WORLD US Navy commissions littoral combat ship Sioux City


US Navy commissions littoral combat ship Sioux City


03:43, November 19, 2018

Combat ship.jpg

The littoral combat ship USS Sioux City transits the Thames River as it arrives at Naval Submarine Base New London in Groton, Connecticut, Nov. 9, 2018. (Photo: File)

WASHINGTON, Nov. 17 (Xinhua) -- The US Navy on Saturday commissioned its 13th littoral combat ship (LCS), the future U.S.S. Sioux City, at the U.S. Naval Academy in Annapolis, Maryland.

"This ship is named in honor of Sioux City, Iowa, but represents more than one city," Secretary of the Navy Richard Spencer said in a statement, "U.S.S Sioux City represents an investment in readiness and lethality, and is a testament to the increased capabilities made possible by a true partnership between the Department of the Navy and our industrial base."

The ship, hull numbered LCS 11, is the sixth Freedom-variant of the small surface vessel designed for nearshore operations to enter service.

The ship's weapons include a 57 mm gun, rolling airframe missiles, .50 caliber machine guns and a Mark 50 torpedo against deep diving submarines.

According to figures from the US Navy, Freedom variant LCSs are generally 118 meters in length, have a full load displacement of 3,500 metric tons and manned by a maximum of 75 sailors. The ships can travel greater than 40 knots (74km/h), at which speed it can sail about 1,000 nautical miles (1,852 km).

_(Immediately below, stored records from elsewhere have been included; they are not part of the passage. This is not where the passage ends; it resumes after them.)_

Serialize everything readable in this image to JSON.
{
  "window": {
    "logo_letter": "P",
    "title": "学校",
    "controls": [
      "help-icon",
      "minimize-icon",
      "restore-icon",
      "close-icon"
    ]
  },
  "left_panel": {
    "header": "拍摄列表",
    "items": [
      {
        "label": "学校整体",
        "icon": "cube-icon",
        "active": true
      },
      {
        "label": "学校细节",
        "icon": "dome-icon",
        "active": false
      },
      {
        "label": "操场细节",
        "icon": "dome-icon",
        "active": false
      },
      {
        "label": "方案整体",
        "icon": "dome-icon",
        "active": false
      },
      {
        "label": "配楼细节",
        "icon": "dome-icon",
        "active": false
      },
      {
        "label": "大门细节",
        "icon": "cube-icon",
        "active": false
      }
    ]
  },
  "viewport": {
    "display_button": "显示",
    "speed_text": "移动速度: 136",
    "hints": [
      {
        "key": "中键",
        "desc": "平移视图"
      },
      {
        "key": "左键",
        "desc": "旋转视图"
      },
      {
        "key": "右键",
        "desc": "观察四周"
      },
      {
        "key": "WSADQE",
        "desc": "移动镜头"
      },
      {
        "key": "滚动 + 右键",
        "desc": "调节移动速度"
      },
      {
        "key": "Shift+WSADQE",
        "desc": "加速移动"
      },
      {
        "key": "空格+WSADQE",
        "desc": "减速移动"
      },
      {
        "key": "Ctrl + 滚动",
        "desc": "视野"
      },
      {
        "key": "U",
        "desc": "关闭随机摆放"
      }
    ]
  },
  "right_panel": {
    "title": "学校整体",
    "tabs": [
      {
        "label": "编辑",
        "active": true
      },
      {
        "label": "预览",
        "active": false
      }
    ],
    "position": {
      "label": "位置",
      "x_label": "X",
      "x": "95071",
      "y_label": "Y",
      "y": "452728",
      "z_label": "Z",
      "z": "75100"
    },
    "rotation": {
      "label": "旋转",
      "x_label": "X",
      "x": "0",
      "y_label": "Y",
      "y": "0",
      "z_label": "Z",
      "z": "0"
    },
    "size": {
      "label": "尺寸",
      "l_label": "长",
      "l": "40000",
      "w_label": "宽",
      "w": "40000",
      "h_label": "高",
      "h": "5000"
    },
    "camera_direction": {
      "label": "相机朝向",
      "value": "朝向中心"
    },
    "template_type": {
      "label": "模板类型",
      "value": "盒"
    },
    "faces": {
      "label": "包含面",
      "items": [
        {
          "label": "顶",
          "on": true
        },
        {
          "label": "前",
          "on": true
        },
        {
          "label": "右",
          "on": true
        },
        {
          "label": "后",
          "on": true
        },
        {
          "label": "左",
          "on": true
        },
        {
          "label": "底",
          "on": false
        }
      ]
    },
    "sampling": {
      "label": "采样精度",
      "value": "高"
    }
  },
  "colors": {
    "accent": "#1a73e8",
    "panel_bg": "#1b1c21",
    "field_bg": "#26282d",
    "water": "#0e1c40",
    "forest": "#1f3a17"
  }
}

The ship's keel was laid in February 2014 and was christened in January 2016.

The LCS class consists of two variants, the Freedom variant and the Independence variant, designed and built by two industry teams. The Freedom variant, with odd numbered hulls, is led by Lockheed Martin, the Independence variant, with even-numbered hulls, is led by Austal USA.

Terms of Service & Privacy Policy

We have updated our privacy policy to comply with the latest laws and regulations. The updated policy explains the mechanism of how we collect and treat your personal data. You can learn more about the rights you have by reading our terms of service. Please read them carefully. By clicking AGREE, you indicate that you have read and agreed to our privacy policies

Agree and continue